The Arizona Senate has rejected five bills that would restrict the movements of illegal immigrants in the U.S., as well as one that would end birthright citizenship for children of illegal immigrants even if they were born in the U.S.
The package of birthright citizenship bills would have defined children as citizens only if one parent was a citizen, or had permanent legal status.
In February, the Arizona Senate Appropriations Committee passed the bills, though they had not yet been brought up in the House.
A number of other states have been considering similar birthright citizenship bills, in the hopes that eventually the Supreme Court will consider revising the current interpretation of the 14th Amendment, which grants citizenship to any child born in the United States.
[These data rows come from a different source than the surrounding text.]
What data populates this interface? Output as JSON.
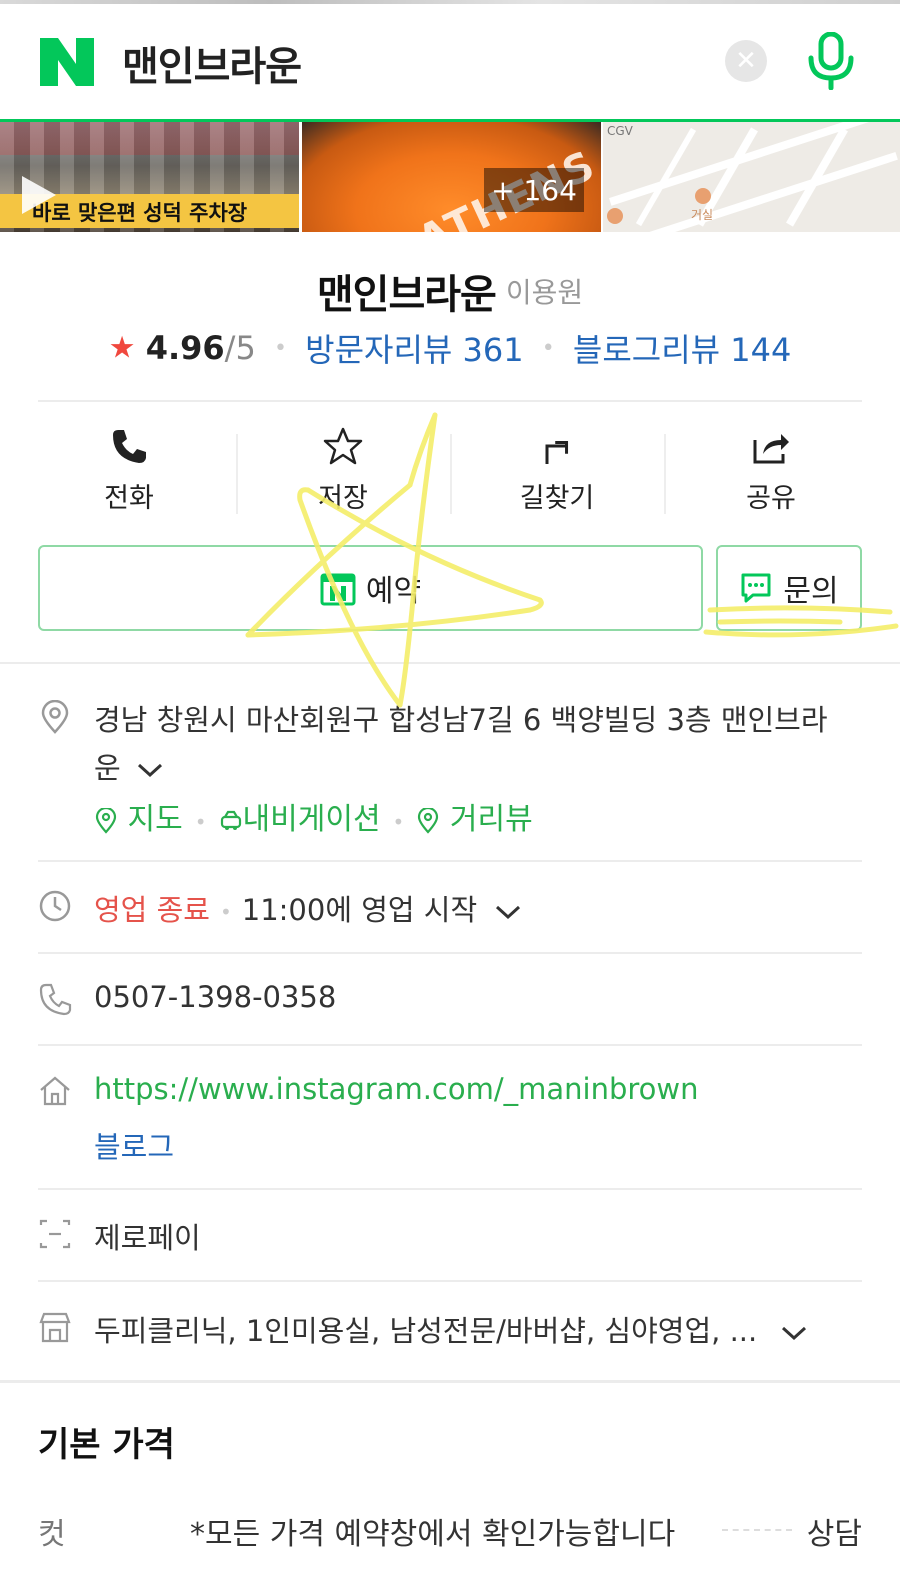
{
  "header": {
    "logo": "N",
    "query": "맨인브라운",
    "clear_icon": "close-icon",
    "mic_icon": "microphone-icon"
  },
  "photos": {
    "video_caption": "바로 맞은편 성덕 주차장",
    "photo_more": "+ 164",
    "map_label_top": "CGV",
    "map_label_bottom": "거실"
  },
  "place": {
    "name": "맨인브라운",
    "category": "이용원",
    "rating": "4.96",
    "rating_max": "/5",
    "visitor_reviews": "방문자리뷰 361",
    "blog_reviews": "블로그리뷰 144"
  },
  "actions": [
    {
      "label": "전화",
      "icon": "phone-icon"
    },
    {
      "label": "저장",
      "icon": "star-icon"
    },
    {
      "label": "길찾기",
      "icon": "directions-icon"
    },
    {
      "label": "공유",
      "icon": "share-icon"
    }
  ],
  "buttons": {
    "reserve": "예약",
    "inquiry": "문의"
  },
  "info": {
    "address_line1": "경남 창원시 마산회원구 합성남7길 6 백양빌딩 3층 맨인브라",
    "address_line2": "운",
    "map_link": "지도",
    "navi_link": "내비게이션",
    "street_link": "거리뷰",
    "status": "영업 종료",
    "hours": "11:00에 영업 시작",
    "phone": "0507-1398-0358",
    "website": "https://www.instagram.com/_maninbrown",
    "blog": "블로그",
    "payment": "제로페이",
    "services": "두피클리닉, 1인미용실, 남성전문/바버샵, 심야영업, ..."
  },
  "prices": {
    "title": "기본 가격",
    "items": [
      {
        "name": "컷",
        "desc": "*모든 가격 예약창에서 확인가능합니다",
        "price": "상담"
      }
    ]
  },
  "colors": {
    "naver_green": "#03c75a",
    "link_blue": "#2467b8",
    "closed_red": "#e5534b",
    "star_red": "#f0483e",
    "scribble_yellow": "#f5ee6a"
  }
}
And lawmakers like Rep. Steve King (R-IA) are looking to do something similar at the national level.
But apparently Arizona won’t be leading that particular charge, despite its recent reputation for being the axis of immigration controversy, after it enacted a law last year that requires law enforcement officials to demand immigration papers from anyone they have a “reasonable suspicion” is in the country illegally.
As for the other four bills, Alia Beard Rau of the Arizona Republic reports:
Those bills would have banned illegal immigrants from state universities, made it a crime for illegal immigrants to drive a vehicle in Arizona, required school districts to check the legal status of students, and required hospitals to check the legal status of patients.
The Republic notes that “Republicans split over the measures and Democrats opposed.”